Total Authors: 18
Document type: Journal article
Source: Plant Physiology; v. 173, n. 1, p. 552-565, JAN 2017.
Web of Science Citations: 15

Auxin steers numerous physiological processes in plants, making the tight control of its endogenous levels and spatiotemporal distribution a necessity. This regulation is achieved by different mechanisms, including auxin biosynthesis, metabolic conversions, degradation, and transport. Here, we introduce cis-cinnamic acid (c-CA) as a novel and unique addition to a small group of endogenous molecules affecting in planta auxin concentrations. c-CA is the photo-isomerization product of the phenylpropanoid pathway intermediate trans-CA (t-CA). When grown on c-CA-containing medium, an evolutionary diverse set of plant species were shown to exhibit phenotypes characteristic for high auxin levels, including inhibition of primary root growth, induction of root hairs, and promotion of adventitious and lateral rooting. By molecular docking and receptor binding assays, we showed that c-CA itself is neither an auxin nor an anti-auxin, and auxin profiling data revealed that c-CA does not significantly interfere with auxin biosynthesis. Single cell-based auxin accumulation assays showed that c-CA, and not t-CA, is a potent inhibitor of auxin efflux. Auxin signaling reporters detected changes in spatiotemporal distribution of the auxin response along the root of c-CA-treated plants, and long-distance auxin transport assays showed no inhibition of rootward auxin transport. Overall, these results suggest that the phenotypes of c-CA-treated plants are the consequence of a local change in auxin accumulation, induced by the inhibition of auxin efflux. This work reveals a novel mechanism how plants may regulate auxin levels and adds a novel, naturally occurring molecule to the chemical toolbox for the studies of auxin homeostasis. (AU)

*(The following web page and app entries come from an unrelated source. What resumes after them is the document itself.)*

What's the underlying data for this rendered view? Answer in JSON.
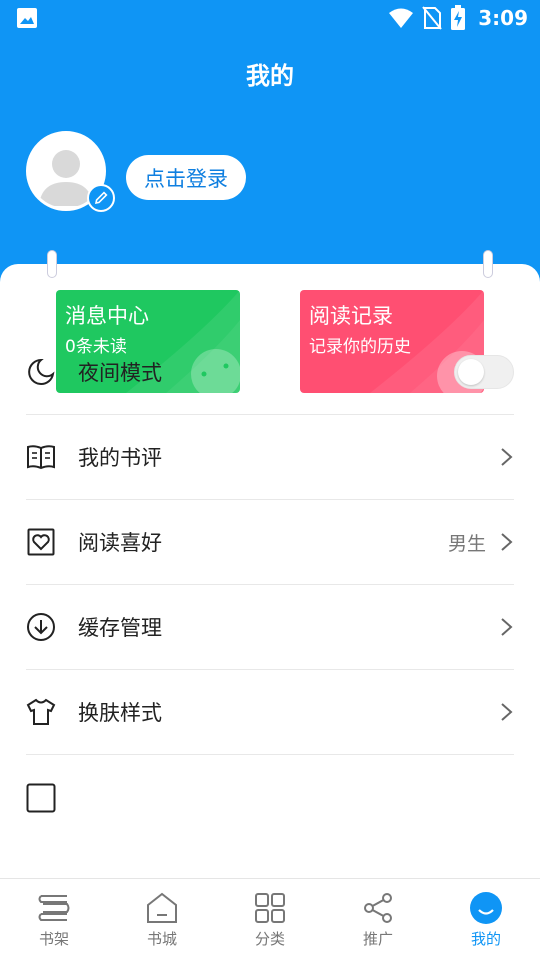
{
  "status_bar": {
    "time": "3:09"
  },
  "header": {
    "title": "我的",
    "login_label": "点击登录"
  },
  "cards": [
    {
      "title": "消息中心",
      "subtitle": "0条未读",
      "color": "#1fc860"
    },
    {
      "title": "阅读记录",
      "subtitle": "记录你的历史",
      "color": "#ff4f72"
    }
  ],
  "menu": {
    "items": [
      {
        "label": "夜间模式",
        "icon": "moon-icon",
        "toggle_on": false
      },
      {
        "label": "我的书评",
        "icon": "book-review-icon"
      },
      {
        "label": "阅读喜好",
        "icon": "heart-frame-icon",
        "value": "男生"
      },
      {
        "label": "缓存管理",
        "icon": "download-circle-icon"
      },
      {
        "label": "换肤样式",
        "icon": "shirt-icon"
      }
    ]
  },
  "tabs": [
    {
      "label": "书架",
      "icon": "bookshelf-icon"
    },
    {
      "label": "书城",
      "icon": "home-icon"
    },
    {
      "label": "分类",
      "icon": "grid-icon"
    },
    {
      "label": "推广",
      "icon": "share-icon"
    },
    {
      "label": "我的",
      "icon": "smile-icon",
      "active": true
    }
  ],
  "colors": {
    "brand": "#0f95f5",
    "text": "#222222",
    "muted": "#777777"
  }
}
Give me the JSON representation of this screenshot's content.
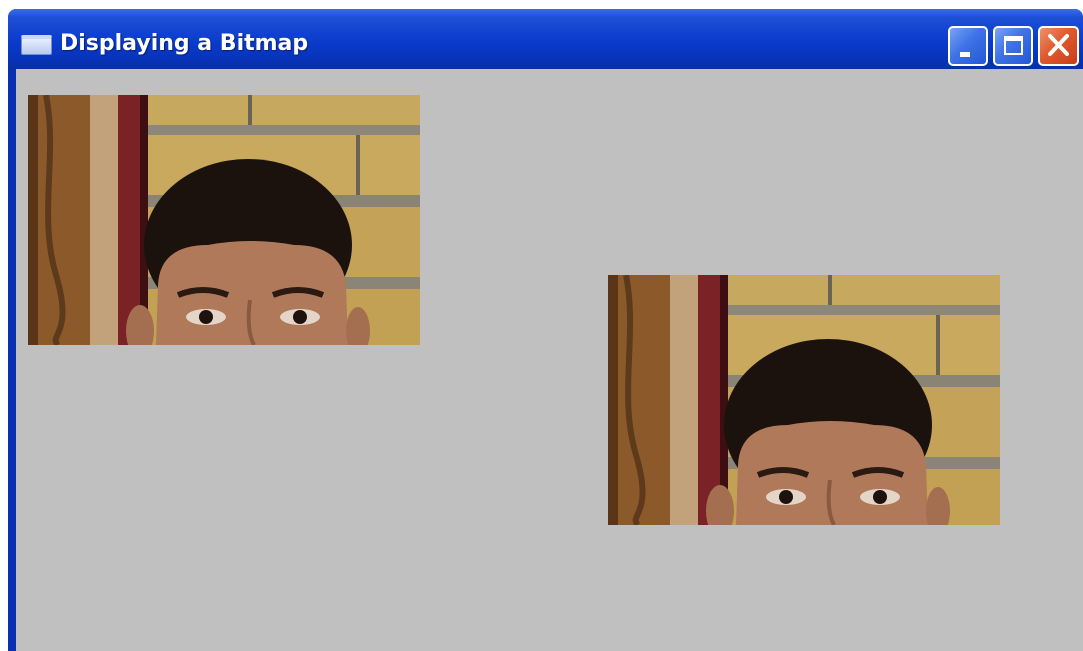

FAPESP's process: 15/02527-1 - Development of model systems in sorghum and a systems biology approach to unravel the molecular mechanisms controlling lignin metabolism in grasses
Grantee:Igor Cesarino
Support type: Program for Research on Bioenergy (BIOEN) - Young Investigators Grants